▶ PROBLEM
Look through the data below and return each line where "TikTok" appears.

(Website and app data records)
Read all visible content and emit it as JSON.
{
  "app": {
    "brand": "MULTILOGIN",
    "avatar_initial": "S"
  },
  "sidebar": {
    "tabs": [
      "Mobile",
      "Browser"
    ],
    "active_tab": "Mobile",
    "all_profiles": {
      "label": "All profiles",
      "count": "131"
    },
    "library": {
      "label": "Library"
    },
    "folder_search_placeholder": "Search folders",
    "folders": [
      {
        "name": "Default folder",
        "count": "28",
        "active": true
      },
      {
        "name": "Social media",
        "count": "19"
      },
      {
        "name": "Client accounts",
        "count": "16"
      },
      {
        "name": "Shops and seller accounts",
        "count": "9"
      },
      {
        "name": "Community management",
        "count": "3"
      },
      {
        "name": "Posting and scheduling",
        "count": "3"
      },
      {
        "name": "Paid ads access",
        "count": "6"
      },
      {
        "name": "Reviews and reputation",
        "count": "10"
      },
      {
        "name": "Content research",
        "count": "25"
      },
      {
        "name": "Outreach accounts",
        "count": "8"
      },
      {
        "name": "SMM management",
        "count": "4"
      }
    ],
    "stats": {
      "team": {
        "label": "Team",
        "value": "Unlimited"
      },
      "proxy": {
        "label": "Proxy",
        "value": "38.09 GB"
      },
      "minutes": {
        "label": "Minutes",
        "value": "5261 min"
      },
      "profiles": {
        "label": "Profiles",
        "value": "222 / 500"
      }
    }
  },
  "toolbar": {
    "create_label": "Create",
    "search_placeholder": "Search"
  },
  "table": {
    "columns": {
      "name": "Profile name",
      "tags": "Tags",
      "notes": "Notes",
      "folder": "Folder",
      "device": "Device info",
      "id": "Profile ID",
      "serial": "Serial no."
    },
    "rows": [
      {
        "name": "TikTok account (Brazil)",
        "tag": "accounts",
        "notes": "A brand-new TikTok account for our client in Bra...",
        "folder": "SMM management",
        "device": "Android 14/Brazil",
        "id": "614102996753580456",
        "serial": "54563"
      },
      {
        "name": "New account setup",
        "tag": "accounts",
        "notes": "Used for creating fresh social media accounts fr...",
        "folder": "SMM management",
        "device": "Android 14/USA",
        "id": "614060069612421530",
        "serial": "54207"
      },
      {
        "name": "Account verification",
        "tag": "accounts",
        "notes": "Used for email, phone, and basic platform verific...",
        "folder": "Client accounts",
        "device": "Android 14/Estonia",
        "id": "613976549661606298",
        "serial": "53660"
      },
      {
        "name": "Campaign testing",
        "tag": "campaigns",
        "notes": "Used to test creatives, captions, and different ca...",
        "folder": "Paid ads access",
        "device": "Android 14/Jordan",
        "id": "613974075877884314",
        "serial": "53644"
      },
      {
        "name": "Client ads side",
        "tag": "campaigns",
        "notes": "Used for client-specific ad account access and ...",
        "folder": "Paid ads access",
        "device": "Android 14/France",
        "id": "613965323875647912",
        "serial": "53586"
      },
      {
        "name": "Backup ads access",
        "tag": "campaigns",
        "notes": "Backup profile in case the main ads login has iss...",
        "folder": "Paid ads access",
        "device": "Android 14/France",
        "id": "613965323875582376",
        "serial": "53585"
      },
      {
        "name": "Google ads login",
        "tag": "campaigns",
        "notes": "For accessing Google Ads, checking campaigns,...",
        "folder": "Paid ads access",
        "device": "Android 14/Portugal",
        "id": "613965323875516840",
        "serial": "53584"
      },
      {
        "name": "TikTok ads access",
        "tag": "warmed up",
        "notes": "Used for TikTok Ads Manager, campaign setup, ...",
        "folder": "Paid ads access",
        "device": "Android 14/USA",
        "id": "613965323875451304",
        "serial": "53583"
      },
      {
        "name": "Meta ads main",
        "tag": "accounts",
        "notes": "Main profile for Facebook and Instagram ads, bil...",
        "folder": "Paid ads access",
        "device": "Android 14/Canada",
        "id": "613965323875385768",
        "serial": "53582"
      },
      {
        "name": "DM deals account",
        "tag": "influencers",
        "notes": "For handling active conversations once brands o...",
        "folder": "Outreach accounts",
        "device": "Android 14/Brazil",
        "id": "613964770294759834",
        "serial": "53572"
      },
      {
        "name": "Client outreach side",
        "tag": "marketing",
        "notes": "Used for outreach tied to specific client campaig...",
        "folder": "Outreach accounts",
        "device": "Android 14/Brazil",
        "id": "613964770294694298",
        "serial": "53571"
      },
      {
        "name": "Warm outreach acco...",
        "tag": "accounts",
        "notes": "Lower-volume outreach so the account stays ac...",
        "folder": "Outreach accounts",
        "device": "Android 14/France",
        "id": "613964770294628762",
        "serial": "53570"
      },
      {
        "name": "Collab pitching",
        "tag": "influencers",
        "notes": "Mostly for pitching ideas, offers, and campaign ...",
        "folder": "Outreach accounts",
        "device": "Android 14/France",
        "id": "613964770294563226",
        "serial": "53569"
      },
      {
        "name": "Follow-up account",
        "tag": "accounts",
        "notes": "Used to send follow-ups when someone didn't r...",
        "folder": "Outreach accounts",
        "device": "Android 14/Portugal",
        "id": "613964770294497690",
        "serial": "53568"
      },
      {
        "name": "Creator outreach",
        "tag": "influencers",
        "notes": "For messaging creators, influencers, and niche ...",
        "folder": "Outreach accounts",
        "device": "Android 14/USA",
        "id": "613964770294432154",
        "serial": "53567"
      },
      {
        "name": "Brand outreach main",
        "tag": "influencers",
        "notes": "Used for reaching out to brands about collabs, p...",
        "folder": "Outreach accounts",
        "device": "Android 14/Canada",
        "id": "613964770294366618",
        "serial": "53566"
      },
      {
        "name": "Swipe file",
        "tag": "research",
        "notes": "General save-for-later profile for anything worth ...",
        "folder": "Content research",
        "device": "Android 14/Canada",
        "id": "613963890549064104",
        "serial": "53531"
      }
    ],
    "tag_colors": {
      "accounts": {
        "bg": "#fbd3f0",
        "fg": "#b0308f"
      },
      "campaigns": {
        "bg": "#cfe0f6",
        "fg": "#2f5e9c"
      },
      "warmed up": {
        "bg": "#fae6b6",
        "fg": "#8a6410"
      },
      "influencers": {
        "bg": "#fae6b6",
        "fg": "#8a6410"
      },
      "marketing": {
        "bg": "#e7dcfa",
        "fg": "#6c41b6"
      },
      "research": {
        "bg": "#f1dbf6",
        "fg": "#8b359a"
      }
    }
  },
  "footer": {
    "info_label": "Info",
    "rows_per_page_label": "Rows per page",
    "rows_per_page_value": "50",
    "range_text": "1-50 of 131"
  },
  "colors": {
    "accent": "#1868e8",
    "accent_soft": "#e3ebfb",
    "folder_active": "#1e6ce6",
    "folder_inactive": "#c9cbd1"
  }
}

▶ RESPONSE TO THIS EXERCISE
        "name": "TikTok account (Brazil)",
        "notes": "A brand-new TikTok account for our client in Bra...",
        "name": "TikTok ads access",
        "notes": "Used for TikTok Ads Manager, campaign setup, ...",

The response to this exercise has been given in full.